- Even if Medicare pays, Medicare then can assert a lien on the tort, also known as the injury recovery for your injuries and pain and suffering from the wrongdoer driver. That means for many people, they will get nothing or close to nothing after Medicare is paid back for medical costs it has paid.
- Tragically, be forced to go without the critical medical care they need
What will happen to in-home attendant care under Sen. Joe Hune’s SB 1014?
Under Michigan law, there currently is no set, maximum hourly rate for in-home, family-provided attendant care. It’s based upon what is reasonable and necessary for the person who is performing the attendant care. So, for example, complicated wound care for an amputee or for a burn victim that requires far more time and sophistication is charged at a higher rate than say, monitoring and supervision.
That will change under SB 1014, which provides that payment for “attendant care provided in the home by a family or household member” is “limited to $15.00 per hour, regardless of the level of care provided” and regardless of skill, training, licensure or employment of the family-member provider.

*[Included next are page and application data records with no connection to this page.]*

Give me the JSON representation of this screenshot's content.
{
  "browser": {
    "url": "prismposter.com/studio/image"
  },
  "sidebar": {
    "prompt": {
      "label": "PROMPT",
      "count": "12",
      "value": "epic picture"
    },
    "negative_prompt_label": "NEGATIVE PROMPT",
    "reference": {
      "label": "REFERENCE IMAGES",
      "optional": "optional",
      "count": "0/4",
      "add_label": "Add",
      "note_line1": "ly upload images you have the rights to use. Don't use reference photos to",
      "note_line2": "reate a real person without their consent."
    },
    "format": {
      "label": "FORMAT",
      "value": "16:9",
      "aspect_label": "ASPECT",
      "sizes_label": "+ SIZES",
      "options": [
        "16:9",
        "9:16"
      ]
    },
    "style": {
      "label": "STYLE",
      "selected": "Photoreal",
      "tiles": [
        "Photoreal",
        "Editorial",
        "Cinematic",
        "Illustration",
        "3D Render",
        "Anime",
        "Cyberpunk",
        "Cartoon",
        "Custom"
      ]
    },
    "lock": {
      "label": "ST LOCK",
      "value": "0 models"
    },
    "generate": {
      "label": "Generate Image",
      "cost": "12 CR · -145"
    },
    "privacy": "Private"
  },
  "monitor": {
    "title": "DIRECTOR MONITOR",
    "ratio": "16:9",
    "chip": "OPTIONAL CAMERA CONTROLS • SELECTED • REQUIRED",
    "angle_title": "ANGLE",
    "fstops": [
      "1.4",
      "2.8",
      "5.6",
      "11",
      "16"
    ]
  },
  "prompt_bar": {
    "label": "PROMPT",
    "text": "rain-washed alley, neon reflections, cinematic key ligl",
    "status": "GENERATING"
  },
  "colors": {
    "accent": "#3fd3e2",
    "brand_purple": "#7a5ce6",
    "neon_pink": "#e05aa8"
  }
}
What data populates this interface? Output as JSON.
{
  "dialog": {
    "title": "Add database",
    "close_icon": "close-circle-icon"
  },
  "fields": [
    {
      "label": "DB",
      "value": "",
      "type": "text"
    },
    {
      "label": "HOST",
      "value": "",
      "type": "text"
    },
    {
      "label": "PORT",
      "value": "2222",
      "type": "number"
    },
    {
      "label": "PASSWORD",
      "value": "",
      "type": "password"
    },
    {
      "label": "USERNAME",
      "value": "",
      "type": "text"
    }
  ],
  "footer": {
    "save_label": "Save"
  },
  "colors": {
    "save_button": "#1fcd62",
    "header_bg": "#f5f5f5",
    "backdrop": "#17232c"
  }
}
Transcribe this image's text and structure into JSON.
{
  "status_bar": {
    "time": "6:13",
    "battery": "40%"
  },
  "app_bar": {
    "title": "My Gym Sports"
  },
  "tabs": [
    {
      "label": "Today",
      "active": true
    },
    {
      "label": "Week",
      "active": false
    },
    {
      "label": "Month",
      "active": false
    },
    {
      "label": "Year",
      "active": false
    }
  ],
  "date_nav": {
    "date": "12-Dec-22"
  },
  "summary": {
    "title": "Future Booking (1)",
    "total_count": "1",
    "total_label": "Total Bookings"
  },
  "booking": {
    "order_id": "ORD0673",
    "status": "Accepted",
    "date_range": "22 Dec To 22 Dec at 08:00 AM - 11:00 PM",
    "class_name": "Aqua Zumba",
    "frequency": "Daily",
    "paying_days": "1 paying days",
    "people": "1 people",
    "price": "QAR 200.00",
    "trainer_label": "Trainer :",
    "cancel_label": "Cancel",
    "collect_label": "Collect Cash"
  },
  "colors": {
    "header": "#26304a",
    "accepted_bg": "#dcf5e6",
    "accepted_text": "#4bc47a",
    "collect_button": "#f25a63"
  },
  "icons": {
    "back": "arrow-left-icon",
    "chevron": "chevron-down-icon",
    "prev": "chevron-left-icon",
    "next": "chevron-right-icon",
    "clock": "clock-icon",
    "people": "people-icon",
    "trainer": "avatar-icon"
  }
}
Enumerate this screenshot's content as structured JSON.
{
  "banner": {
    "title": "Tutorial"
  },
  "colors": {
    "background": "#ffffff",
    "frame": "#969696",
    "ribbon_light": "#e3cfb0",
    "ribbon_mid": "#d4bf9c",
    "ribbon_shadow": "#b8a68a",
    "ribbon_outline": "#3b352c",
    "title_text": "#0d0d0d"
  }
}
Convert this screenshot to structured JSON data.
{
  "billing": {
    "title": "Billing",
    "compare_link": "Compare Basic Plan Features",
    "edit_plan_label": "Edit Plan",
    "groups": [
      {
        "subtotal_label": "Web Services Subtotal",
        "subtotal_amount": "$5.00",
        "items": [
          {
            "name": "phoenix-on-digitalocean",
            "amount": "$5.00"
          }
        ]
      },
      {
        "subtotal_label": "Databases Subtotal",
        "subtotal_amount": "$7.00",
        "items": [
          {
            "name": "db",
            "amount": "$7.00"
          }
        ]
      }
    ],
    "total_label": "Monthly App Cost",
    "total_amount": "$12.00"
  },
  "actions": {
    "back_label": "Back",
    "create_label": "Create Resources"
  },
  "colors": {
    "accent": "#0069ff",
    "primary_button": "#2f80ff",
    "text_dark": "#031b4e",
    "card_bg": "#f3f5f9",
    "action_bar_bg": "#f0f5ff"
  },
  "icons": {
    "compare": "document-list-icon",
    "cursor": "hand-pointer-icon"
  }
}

However, if a “medical review” determines that a car accident victim “requires attendant care that exceeds the limitations” above “to provide adequate treatment,” then the “additional care” is covered by No-Fault.
What is the No-Fault fee schedule for medical providers under Joe Hune’s SB 1014?
Hospitals and doctors who treat car crash victims could still “charge a reasonable amount” for their services – as they currently able to do under MCL 500.3157.
But SB 1014 gives auto insurers the power to disagree, negotiate and refuse to “pay an amount that exceeds the average amount” the doctor or hospital “customarily accepts” from other payers in cases that don’t involve No-Fault, Medicaid or Medicare.
SB 1014 doesn’t say it specifically, but from what I can tell, it appears the new medical fee schedule it proposes is one that’s roughly the equivalent to the Workers’ Compensation or private health insurance fee schedules.
What will Joe Hune’s SB 1014 do to catastrophic car accident medical care and coverage?
Significantly, SB 1014 would allow for the transitioning from our existing, unincorporated Michigan Catastrophic Claims Association to a new, incorporated one that would have the following qualities:
- A 7-member Board of Directors where five members representing people who insured under No-Fault policies.
- An annual financial that reports, among other things, “a statement of the assumptions, methodology, and data used to determine the incorporated association’s annual assessments …”
- Assessments are paid by drivers “at the time of payment” for their policies.
- It would be required to “comply” with the Freedom of Information Act.
Will Joe Hune’s SB 1014 be a one-way fraud authority or will the fraud authority be able to root out fraud committed by insurance companies too?
SB 1014 recycles an idea that’s been repeatedly introduced for many years: Creating a “Michigan Automobile Insurance Fraud Authority.”
Of course, I’m 100% in support of rooting out and prosecuting the perpetrators of No Fault. Readers of this blog know that I’ve been outspoken for over a decade now that more needs to be done to stop personal injury lawyer fraud and ambulance chasing in Michigan.
But bad lawyers out there have not been the only ones committing fraud. And the fraud committed nearly every single day by the insurance industry – and the harms it inflicts on hundreds of innocent people – dwarfs the fraud being committed by the bad apples in my profession.
SB 1014’s proposal lacks the much-needed teeth that last year’s House 4672 had: Targeting unfair claims and settlement practices of Michigan No-Fault auto insurance companies.